◆ TASK REQUIREMENTS: State how many lines of the records contain the string "Intranet", and give no other information.

━━━━━━━━

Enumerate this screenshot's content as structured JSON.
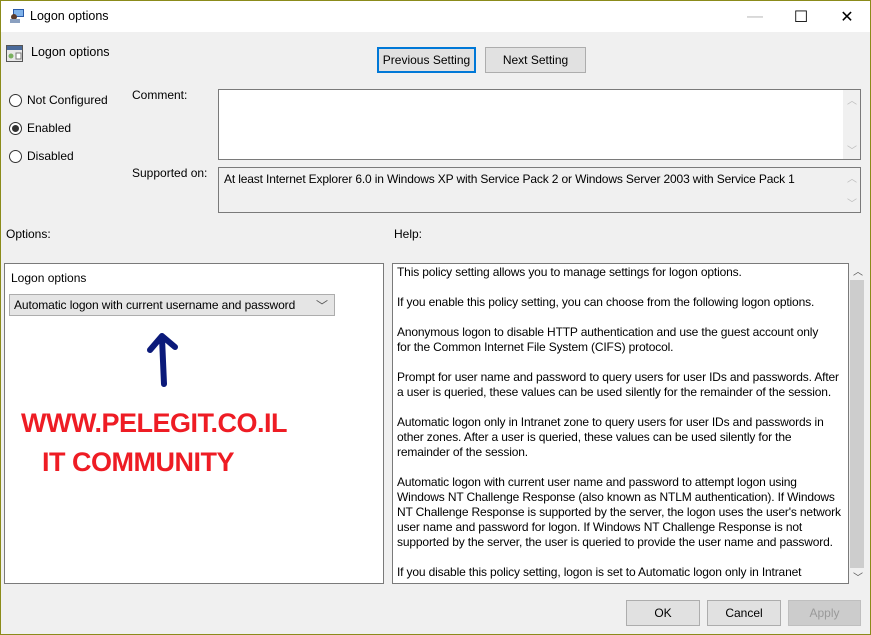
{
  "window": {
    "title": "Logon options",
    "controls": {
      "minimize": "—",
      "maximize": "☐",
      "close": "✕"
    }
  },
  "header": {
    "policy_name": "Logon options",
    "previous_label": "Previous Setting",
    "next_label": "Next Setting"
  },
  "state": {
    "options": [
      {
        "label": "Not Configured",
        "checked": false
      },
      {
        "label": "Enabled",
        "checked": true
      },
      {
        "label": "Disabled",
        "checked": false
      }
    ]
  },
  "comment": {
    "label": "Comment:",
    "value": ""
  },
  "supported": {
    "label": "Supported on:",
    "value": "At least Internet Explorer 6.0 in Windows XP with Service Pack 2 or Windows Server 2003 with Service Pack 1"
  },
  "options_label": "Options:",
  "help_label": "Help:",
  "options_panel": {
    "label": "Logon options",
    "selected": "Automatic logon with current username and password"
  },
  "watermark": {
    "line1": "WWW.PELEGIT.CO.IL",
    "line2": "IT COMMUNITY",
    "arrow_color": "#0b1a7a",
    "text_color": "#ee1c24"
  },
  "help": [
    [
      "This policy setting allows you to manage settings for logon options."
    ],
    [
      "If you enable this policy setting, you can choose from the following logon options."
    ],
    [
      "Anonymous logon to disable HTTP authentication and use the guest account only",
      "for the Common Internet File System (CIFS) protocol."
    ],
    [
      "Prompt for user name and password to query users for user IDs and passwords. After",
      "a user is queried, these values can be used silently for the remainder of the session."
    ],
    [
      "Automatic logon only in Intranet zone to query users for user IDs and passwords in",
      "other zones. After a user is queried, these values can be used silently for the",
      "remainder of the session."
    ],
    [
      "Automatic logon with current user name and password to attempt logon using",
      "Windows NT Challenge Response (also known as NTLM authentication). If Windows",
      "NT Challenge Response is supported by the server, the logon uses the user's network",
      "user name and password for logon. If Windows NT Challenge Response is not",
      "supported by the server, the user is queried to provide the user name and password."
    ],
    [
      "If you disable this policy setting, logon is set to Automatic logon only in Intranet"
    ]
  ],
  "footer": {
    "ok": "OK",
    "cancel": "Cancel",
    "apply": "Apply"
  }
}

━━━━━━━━

◆ RESPONSE BOX: 2